Your answer should consist of the lines in the listing that hold "label".

··· INPUT ···

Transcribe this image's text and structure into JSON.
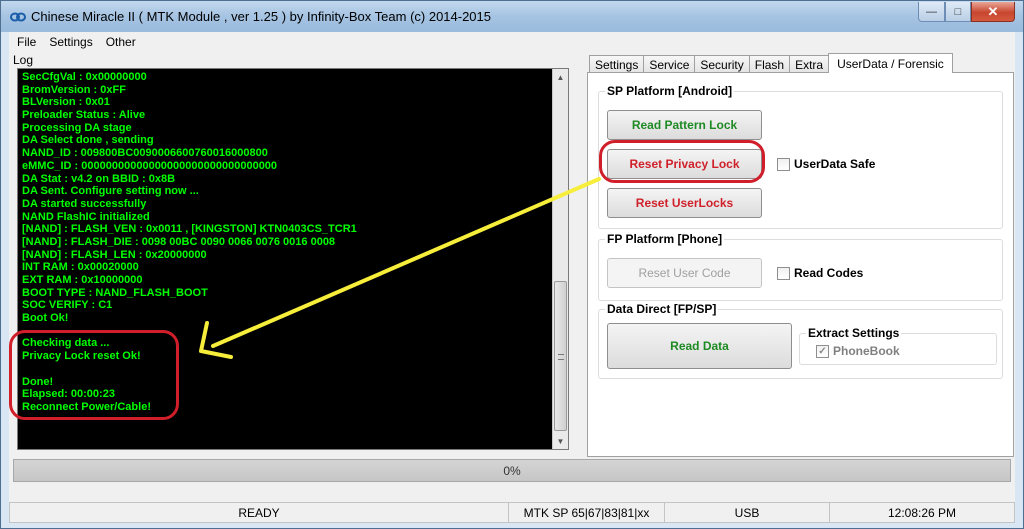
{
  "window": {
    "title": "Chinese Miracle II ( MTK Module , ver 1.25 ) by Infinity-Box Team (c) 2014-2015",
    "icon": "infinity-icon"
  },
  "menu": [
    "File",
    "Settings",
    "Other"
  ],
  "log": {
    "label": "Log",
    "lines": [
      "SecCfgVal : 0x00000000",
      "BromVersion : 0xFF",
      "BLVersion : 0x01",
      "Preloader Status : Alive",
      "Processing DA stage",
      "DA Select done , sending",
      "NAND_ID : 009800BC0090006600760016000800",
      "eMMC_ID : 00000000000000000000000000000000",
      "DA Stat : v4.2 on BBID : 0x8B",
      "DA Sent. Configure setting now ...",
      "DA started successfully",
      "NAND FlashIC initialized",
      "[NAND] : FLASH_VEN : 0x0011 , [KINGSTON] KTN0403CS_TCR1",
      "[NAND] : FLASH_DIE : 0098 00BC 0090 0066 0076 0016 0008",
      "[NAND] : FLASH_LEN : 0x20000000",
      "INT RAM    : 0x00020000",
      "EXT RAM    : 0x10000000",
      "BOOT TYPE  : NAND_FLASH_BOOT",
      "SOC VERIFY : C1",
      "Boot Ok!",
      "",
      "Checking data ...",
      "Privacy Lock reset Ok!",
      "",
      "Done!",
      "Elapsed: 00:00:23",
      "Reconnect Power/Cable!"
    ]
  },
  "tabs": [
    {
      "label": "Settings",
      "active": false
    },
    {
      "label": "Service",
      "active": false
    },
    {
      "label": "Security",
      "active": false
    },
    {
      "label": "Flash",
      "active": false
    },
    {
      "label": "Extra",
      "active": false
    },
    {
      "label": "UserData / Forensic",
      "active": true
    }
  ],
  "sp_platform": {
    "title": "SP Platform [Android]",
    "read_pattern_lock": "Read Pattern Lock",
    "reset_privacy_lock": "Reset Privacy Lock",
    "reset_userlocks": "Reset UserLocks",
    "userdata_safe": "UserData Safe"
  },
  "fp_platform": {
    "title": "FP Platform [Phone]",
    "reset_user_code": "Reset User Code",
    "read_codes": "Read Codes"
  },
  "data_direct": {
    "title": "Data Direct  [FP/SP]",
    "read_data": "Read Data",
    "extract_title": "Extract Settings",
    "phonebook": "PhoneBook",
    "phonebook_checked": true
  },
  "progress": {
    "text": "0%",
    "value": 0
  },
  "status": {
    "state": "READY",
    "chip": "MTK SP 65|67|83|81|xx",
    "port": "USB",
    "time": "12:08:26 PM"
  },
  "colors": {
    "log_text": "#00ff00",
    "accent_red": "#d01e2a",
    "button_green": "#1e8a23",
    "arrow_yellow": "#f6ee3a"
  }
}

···

■ PROBLEM SOLUTION ■
    "label": "Log",
      "label": "Settings",
      "label": "Service",
      "label": "Security",
      "label": "Flash",
      "label": "Extra",
      "label": "UserData / Forensic",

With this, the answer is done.